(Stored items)
%%
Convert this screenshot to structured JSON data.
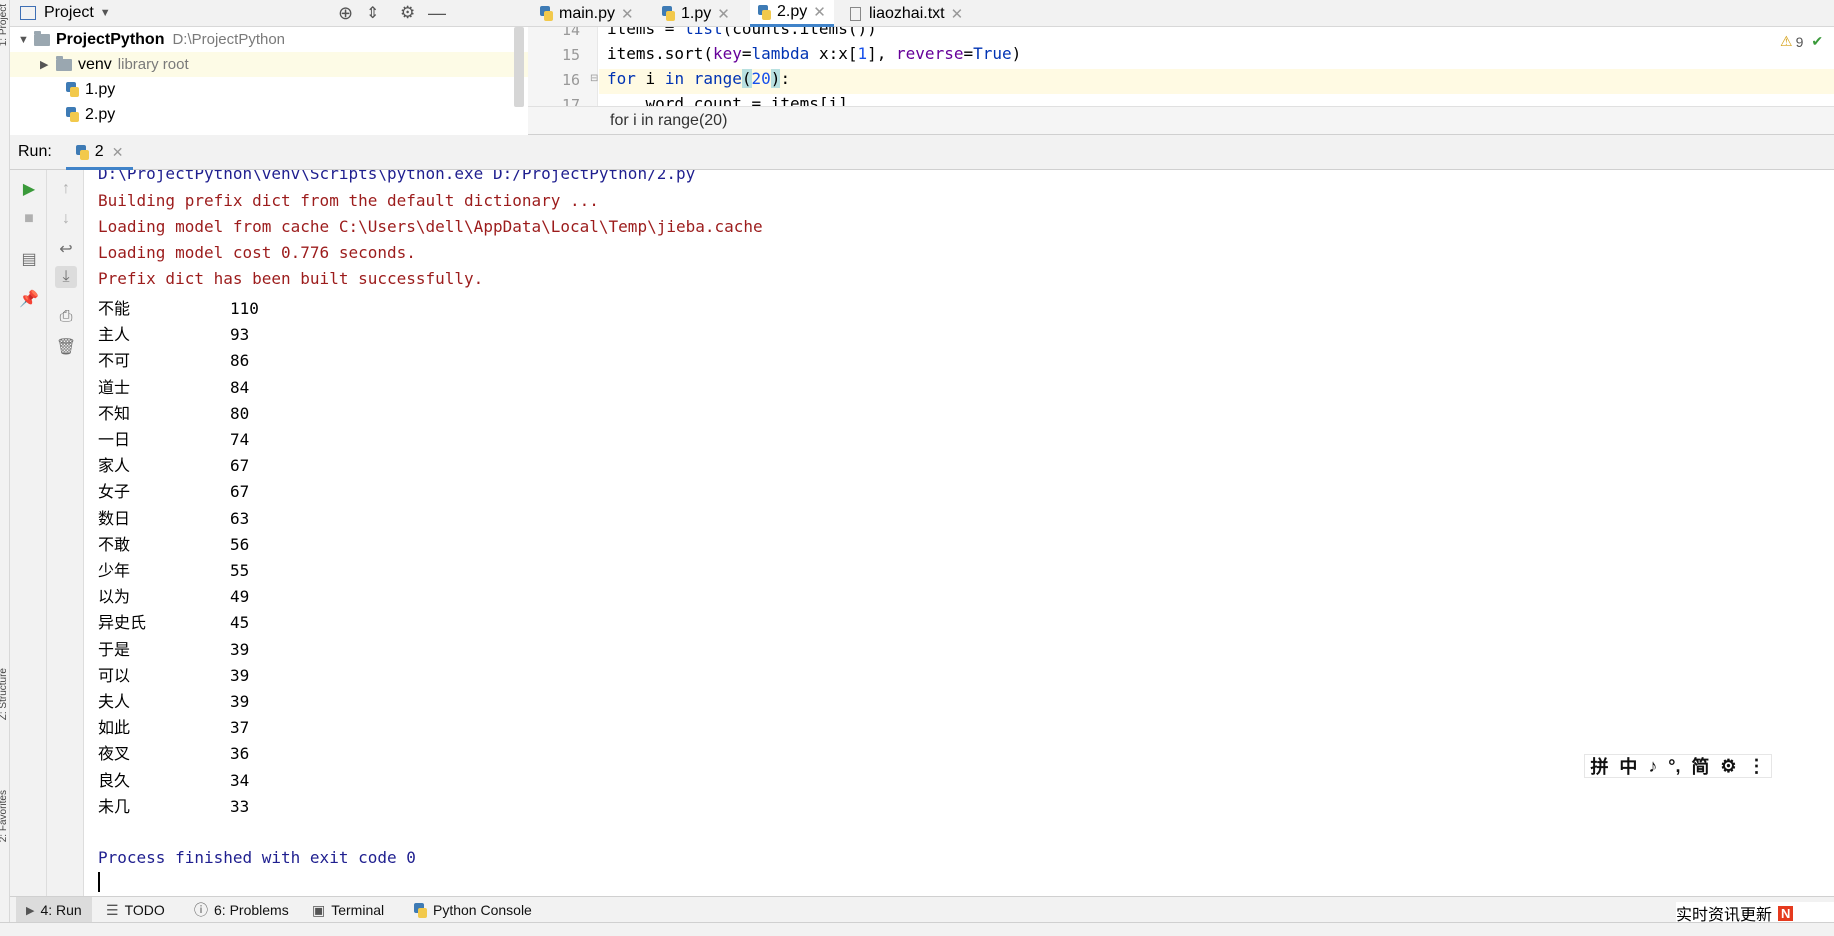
{
  "side_strip": {
    "project": "1: Project",
    "structure": "Z: Structure",
    "favorites": "2: Favorites"
  },
  "project_panel": {
    "title": "Project",
    "root": {
      "name": "ProjectPython",
      "path": "D:\\ProjectPython"
    },
    "items": [
      {
        "name": "venv",
        "note": "library root"
      },
      {
        "name": "1.py"
      },
      {
        "name": "2.py"
      }
    ]
  },
  "editor": {
    "tabs": [
      {
        "label": "main.py"
      },
      {
        "label": "1.py"
      },
      {
        "label": "2.py",
        "active": true
      },
      {
        "label": "liaozhai.txt"
      }
    ],
    "line_numbers": [
      "14",
      "15",
      "16",
      "17"
    ],
    "inspection_count": "9",
    "breadcrumb": "for i in range(20)"
  },
  "run": {
    "label": "Run:",
    "tab": "2",
    "command": "D:\\ProjectPython\\venv\\Scripts\\python.exe D:/ProjectPython/2.py",
    "log_lines": [
      "Building prefix dict from the default dictionary ...",
      "Loading model from cache C:\\Users\\dell\\AppData\\Local\\Temp\\jieba.cache",
      "Loading model cost 0.776 seconds.",
      "Prefix dict has been built successfully."
    ],
    "word_counts": [
      {
        "word": "不能",
        "count": "110"
      },
      {
        "word": "主人",
        "count": "93"
      },
      {
        "word": "不可",
        "count": "86"
      },
      {
        "word": "道士",
        "count": "84"
      },
      {
        "word": "不知",
        "count": "80"
      },
      {
        "word": "一日",
        "count": "74"
      },
      {
        "word": "家人",
        "count": "67"
      },
      {
        "word": "女子",
        "count": "67"
      },
      {
        "word": "数日",
        "count": "63"
      },
      {
        "word": "不敢",
        "count": "56"
      },
      {
        "word": "少年",
        "count": "55"
      },
      {
        "word": "以为",
        "count": "49"
      },
      {
        "word": "异史氏",
        "count": "45"
      },
      {
        "word": "于是",
        "count": "39"
      },
      {
        "word": "可以",
        "count": "39"
      },
      {
        "word": "夫人",
        "count": "39"
      },
      {
        "word": "如此",
        "count": "37"
      },
      {
        "word": "夜叉",
        "count": "36"
      },
      {
        "word": "良久",
        "count": "34"
      },
      {
        "word": "未几",
        "count": "33"
      }
    ],
    "exit_message": "Process finished with exit code 0"
  },
  "ime": {
    "items": [
      "拼",
      "中",
      "♪",
      "°,",
      "简",
      "⚙",
      "⋮"
    ]
  },
  "bottom_tabs": [
    {
      "label": "4: Run"
    },
    {
      "label": "TODO"
    },
    {
      "label": "6: Problems"
    },
    {
      "label": "Terminal"
    },
    {
      "label": "Python Console"
    }
  ],
  "notification": {
    "text": "实时资讯更新"
  }
}
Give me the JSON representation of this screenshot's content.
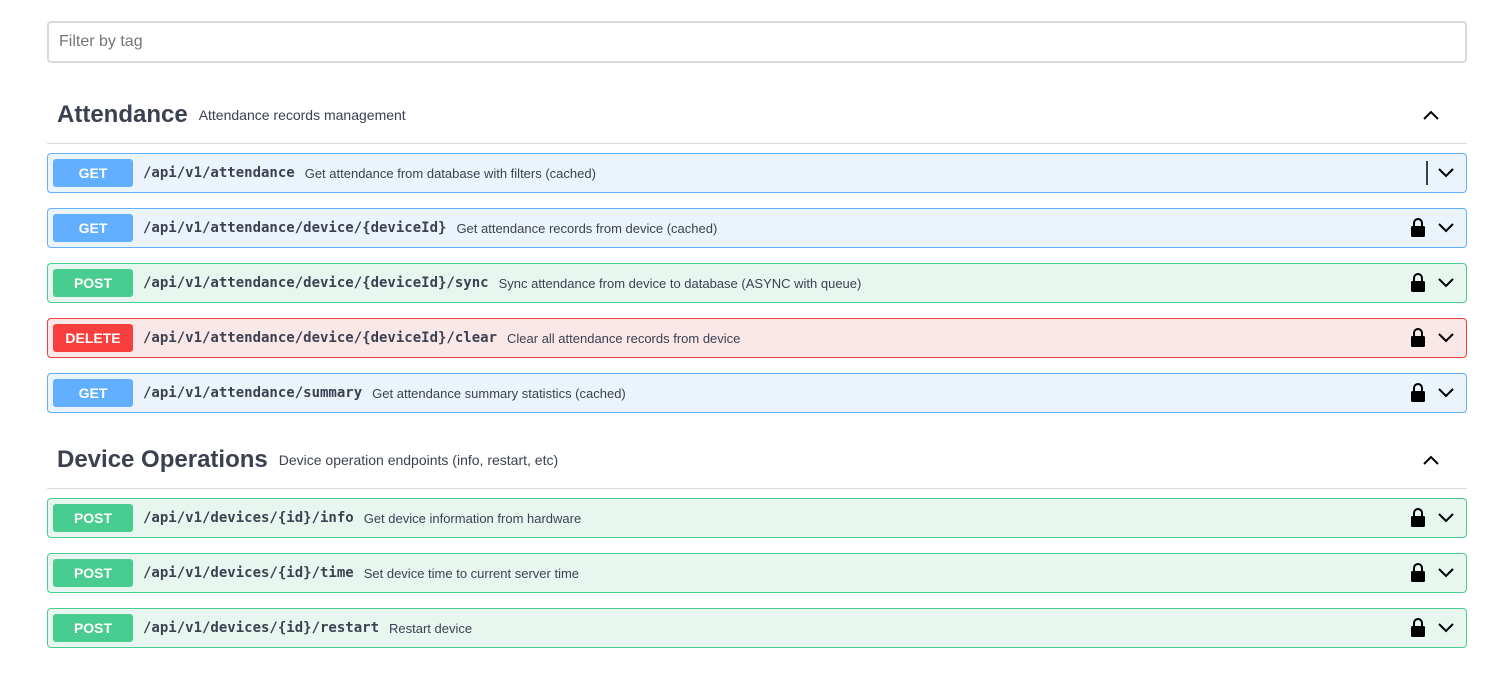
{
  "filter": {
    "placeholder": "Filter by tag",
    "value": ""
  },
  "tags": [
    {
      "name": "Attendance",
      "description": "Attendance records management",
      "expanded": true,
      "operations": [
        {
          "method": "GET",
          "path": "/api/v1/attendance",
          "summary": "Get attendance from database with filters (cached)",
          "locked": false
        },
        {
          "method": "GET",
          "path": "/api/v1/attendance/device/{deviceId}",
          "summary": "Get attendance records from device (cached)",
          "locked": true
        },
        {
          "method": "POST",
          "path": "/api/v1/attendance/device/{deviceId}/sync",
          "summary": "Sync attendance from device to database (ASYNC with queue)",
          "locked": true
        },
        {
          "method": "DELETE",
          "path": "/api/v1/attendance/device/{deviceId}/clear",
          "summary": "Clear all attendance records from device",
          "locked": true
        },
        {
          "method": "GET",
          "path": "/api/v1/attendance/summary",
          "summary": "Get attendance summary statistics (cached)",
          "locked": true
        }
      ]
    },
    {
      "name": "Device Operations",
      "description": "Device operation endpoints (info, restart, etc)",
      "expanded": true,
      "operations": [
        {
          "method": "POST",
          "path": "/api/v1/devices/{id}/info",
          "summary": "Get device information from hardware",
          "locked": true
        },
        {
          "method": "POST",
          "path": "/api/v1/devices/{id}/time",
          "summary": "Set device time to current server time",
          "locked": true
        },
        {
          "method": "POST",
          "path": "/api/v1/devices/{id}/restart",
          "summary": "Restart device",
          "locked": true
        }
      ]
    }
  ],
  "colors": {
    "get": "#61affe",
    "post": "#49cc90",
    "delete": "#f93e3e",
    "text": "#3b4151"
  },
  "icons": {
    "lock": "lock-icon",
    "expand": "chevron-down-icon",
    "collapse": "chevron-up-icon"
  }
}
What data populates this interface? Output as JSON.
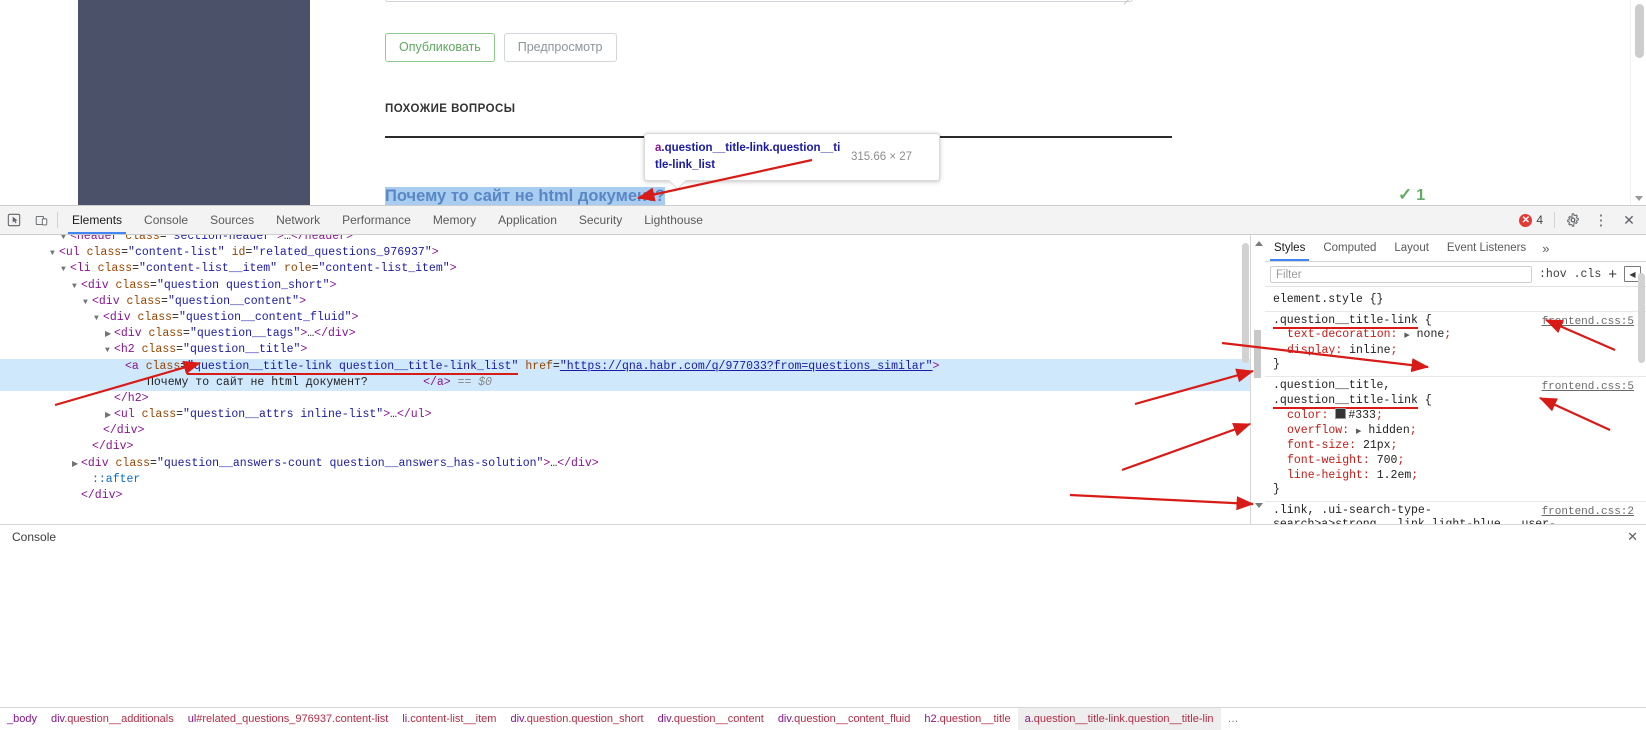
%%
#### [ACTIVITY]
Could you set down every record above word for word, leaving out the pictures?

#### [COMPLETED EXERCISE]
Convert this screenshot to structured JSON data.
{
  "side_strip": {
    "project": "1: Project",
    "structure": "Z: Structure",
    "favorites": "2: Favorites"
  },
  "project_panel": {
    "title": "Project",
    "root": {
      "name": "ProjectPython",
      "path": "D:\\ProjectPython"
    },
    "items": [
      {
        "name": "venv",
        "note": "library root"
      },
      {
        "name": "1.py"
      },
      {
        "name": "2.py"
      }
    ]
  },
  "editor": {
    "tabs": [
      {
        "label": "main.py"
      },
      {
        "label": "1.py"
      },
      {
        "label": "2.py",
        "active": true
      },
      {
        "label": "liaozhai.txt"
      }
    ],
    "line_numbers": [
      "14",
      "15",
      "16",
      "17"
    ],
    "inspection_count": "9",
    "breadcrumb": "for i in range(20)"
  },
  "run": {
    "label": "Run:",
    "tab": "2",
    "command": "D:\\ProjectPython\\venv\\Scripts\\python.exe D:/ProjectPython/2.py",
    "log_lines": [
      "Building prefix dict from the default dictionary ...",
      "Loading model from cache C:\\Users\\dell\\AppData\\Local\\Temp\\jieba.cache",
      "Loading model cost 0.776 seconds.",
      "Prefix dict has been built successfully."
    ],
    "word_counts": [
      {
        "word": "不能",
        "count": "110"
      },
      {
        "word": "主人",
        "count": "93"
      },
      {
        "word": "不可",
        "count": "86"
      },
      {
        "word": "道士",
        "count": "84"
      },
      {
        "word": "不知",
        "count": "80"
      },
      {
        "word": "一日",
        "count": "74"
      },
      {
        "word": "家人",
        "count": "67"
      },
      {
        "word": "女子",
        "count": "67"
      },
      {
        "word": "数日",
        "count": "63"
      },
      {
        "word": "不敢",
        "count": "56"
      },
      {
        "word": "少年",
        "count": "55"
      },
      {
        "word": "以为",
        "count": "49"
      },
      {
        "word": "异史氏",
        "count": "45"
      },
      {
        "word": "于是",
        "count": "39"
      },
      {
        "word": "可以",
        "count": "39"
      },
      {
        "word": "夫人",
        "count": "39"
      },
      {
        "word": "如此",
        "count": "37"
      },
      {
        "word": "夜叉",
        "count": "36"
      },
      {
        "word": "良久",
        "count": "34"
      },
      {
        "word": "未几",
        "count": "33"
      }
    ],
    "exit_message": "Process finished with exit code 0"
  },
  "ime": {
    "items": [
      "拼",
      "中",
      "♪",
      "°,",
      "简",
      "⚙",
      "⋮"
    ]
  },
  "bottom_tabs": [
    {
      "label": "4: Run"
    },
    {
      "label": "TODO"
    },
    {
      "label": "6: Problems"
    },
    {
      "label": "Terminal"
    },
    {
      "label": "Python Console"
    }
  ],
  "notification": {
    "text": "实时资讯更新"
  }
}
Give me the JSON representation of this screenshot's content.
{
  "filter": {
    "placeholder": "Filter by tag",
    "value": ""
  },
  "tags": [
    {
      "name": "Attendance",
      "description": "Attendance records management",
      "expanded": true,
      "operations": [
        {
          "method": "GET",
          "path": "/api/v1/attendance",
          "summary": "Get attendance from database with filters (cached)",
          "locked": false
        },
        {
          "method": "GET",
          "path": "/api/v1/attendance/device/{deviceId}",
          "summary": "Get attendance records from device (cached)",
          "locked": true
        },
        {
          "method": "POST",
          "path": "/api/v1/attendance/device/{deviceId}/sync",
          "summary": "Sync attendance from device to database (ASYNC with queue)",
          "locked": true
        },
        {
          "method": "DELETE",
          "path": "/api/v1/attendance/device/{deviceId}/clear",
          "summary": "Clear all attendance records from device",
          "locked": true
        },
        {
          "method": "GET",
          "path": "/api/v1/attendance/summary",
          "summary": "Get attendance summary statistics (cached)",
          "locked": true
        }
      ]
    },
    {
      "name": "Device Operations",
      "description": "Device operation endpoints (info, restart, etc)",
      "expanded": true,
      "operations": [
        {
          "method": "POST",
          "path": "/api/v1/devices/{id}/info",
          "summary": "Get device information from hardware",
          "locked": true
        },
        {
          "method": "POST",
          "path": "/api/v1/devices/{id}/time",
          "summary": "Set device time to current server time",
          "locked": true
        },
        {
          "method": "POST",
          "path": "/api/v1/devices/{id}/restart",
          "summary": "Restart device",
          "locked": true
        }
      ]
    }
  ],
  "colors": {
    "get": "#61affe",
    "post": "#49cc90",
    "delete": "#f93e3e",
    "text": "#3b4151"
  },
  "icons": {
    "lock": "lock-icon",
    "expand": "chevron-down-icon",
    "collapse": "chevron-up-icon"
  }
}
What data populates this interface? Output as JSON.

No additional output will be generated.